__Work instructions__
Show all lines from the listing below that contain "screenshot".

__Material for this task__
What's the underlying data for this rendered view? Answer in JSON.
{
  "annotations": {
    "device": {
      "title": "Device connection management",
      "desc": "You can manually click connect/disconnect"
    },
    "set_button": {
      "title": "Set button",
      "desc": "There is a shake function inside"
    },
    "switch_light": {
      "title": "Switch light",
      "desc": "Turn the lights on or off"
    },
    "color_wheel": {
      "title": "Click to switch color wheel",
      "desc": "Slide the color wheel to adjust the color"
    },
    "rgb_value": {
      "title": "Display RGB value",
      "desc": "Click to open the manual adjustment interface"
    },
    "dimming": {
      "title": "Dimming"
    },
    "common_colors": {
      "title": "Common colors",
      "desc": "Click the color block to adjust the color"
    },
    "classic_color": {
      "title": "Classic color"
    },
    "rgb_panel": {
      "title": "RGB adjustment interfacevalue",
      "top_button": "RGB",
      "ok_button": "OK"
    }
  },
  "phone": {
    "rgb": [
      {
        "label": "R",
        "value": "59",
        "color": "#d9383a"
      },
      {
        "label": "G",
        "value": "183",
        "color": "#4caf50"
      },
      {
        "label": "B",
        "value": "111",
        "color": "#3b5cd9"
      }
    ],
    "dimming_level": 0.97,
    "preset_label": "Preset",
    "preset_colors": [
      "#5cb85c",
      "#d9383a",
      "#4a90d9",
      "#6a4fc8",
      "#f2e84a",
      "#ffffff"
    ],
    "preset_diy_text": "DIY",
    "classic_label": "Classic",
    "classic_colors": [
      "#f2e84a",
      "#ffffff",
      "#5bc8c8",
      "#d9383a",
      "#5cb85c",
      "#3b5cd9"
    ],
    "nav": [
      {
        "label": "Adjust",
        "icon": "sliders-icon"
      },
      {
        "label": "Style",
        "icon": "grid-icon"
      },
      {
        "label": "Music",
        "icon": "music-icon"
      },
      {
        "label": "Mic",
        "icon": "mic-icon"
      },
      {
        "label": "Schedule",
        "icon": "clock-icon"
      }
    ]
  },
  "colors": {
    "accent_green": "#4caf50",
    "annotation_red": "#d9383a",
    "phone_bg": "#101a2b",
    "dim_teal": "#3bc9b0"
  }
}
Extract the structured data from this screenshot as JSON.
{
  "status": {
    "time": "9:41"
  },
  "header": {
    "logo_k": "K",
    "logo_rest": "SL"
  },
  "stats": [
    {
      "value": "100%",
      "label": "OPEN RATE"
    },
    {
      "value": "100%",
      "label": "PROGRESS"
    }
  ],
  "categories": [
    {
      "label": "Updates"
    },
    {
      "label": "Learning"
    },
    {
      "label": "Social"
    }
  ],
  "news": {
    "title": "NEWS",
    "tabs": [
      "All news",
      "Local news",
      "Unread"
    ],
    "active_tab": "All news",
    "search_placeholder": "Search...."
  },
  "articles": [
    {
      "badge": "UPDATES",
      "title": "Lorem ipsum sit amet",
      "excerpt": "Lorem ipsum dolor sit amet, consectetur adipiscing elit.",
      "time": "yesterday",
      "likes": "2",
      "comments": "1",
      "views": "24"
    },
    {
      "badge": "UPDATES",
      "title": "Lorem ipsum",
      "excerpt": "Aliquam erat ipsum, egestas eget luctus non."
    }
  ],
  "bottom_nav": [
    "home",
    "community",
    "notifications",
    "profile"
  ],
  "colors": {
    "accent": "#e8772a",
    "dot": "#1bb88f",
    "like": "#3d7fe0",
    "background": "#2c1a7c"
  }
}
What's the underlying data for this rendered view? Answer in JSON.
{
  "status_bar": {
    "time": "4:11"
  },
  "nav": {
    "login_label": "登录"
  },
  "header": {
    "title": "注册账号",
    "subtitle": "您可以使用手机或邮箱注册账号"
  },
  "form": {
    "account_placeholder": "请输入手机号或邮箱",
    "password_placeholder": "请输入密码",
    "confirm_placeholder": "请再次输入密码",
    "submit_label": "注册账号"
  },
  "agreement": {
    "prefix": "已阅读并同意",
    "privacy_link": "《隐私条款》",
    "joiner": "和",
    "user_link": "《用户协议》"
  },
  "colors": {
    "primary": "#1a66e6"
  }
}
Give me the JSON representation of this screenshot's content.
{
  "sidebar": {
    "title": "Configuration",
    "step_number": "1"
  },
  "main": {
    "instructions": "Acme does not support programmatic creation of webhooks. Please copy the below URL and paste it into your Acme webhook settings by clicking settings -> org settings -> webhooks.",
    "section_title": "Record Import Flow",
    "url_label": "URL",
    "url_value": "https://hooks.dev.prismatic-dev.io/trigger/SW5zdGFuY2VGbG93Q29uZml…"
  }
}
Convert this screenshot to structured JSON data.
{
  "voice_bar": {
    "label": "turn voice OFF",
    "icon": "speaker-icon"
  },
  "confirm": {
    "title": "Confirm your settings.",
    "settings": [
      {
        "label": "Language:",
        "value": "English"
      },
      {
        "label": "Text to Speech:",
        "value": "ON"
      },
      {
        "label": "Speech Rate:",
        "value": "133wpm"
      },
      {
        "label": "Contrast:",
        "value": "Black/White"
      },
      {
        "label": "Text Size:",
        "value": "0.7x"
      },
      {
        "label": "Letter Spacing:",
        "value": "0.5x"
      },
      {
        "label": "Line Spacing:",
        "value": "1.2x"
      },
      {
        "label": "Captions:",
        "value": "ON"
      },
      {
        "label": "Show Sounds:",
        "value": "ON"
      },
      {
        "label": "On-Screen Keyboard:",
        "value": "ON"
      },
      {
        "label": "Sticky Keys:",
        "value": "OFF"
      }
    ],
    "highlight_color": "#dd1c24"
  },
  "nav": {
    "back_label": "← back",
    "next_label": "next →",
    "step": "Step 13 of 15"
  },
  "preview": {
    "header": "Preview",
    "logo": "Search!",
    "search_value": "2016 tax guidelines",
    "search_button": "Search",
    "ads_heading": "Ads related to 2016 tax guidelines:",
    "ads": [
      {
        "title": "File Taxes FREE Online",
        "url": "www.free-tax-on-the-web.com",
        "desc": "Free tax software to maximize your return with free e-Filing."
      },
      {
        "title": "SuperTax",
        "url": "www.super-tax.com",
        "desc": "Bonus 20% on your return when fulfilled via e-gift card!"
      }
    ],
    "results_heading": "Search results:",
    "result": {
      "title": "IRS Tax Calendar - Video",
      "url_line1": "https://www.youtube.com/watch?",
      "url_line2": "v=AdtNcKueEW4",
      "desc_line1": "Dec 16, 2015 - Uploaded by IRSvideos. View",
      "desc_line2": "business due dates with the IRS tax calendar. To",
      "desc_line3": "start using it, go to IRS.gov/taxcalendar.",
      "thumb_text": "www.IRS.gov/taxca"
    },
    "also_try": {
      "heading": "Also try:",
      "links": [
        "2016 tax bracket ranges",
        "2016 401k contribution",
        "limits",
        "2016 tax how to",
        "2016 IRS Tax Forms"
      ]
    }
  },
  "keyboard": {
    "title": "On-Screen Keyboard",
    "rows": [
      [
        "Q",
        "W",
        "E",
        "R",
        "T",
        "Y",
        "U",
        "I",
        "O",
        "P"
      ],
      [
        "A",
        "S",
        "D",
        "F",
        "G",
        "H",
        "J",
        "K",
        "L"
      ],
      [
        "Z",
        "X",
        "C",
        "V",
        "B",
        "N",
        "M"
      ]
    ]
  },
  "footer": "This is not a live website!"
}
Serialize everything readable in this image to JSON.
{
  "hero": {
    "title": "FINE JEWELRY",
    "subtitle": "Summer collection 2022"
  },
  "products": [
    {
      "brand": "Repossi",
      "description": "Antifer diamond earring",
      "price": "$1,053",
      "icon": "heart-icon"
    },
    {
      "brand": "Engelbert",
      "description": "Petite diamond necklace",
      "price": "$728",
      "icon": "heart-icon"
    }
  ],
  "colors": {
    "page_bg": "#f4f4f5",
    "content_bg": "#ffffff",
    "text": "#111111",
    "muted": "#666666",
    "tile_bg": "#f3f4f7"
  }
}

__Task output__
Extract the structured data from this screenshot as JSON.
Give me the JSON representation of this screenshot's content.
Convert this screenshot to structured JSON data.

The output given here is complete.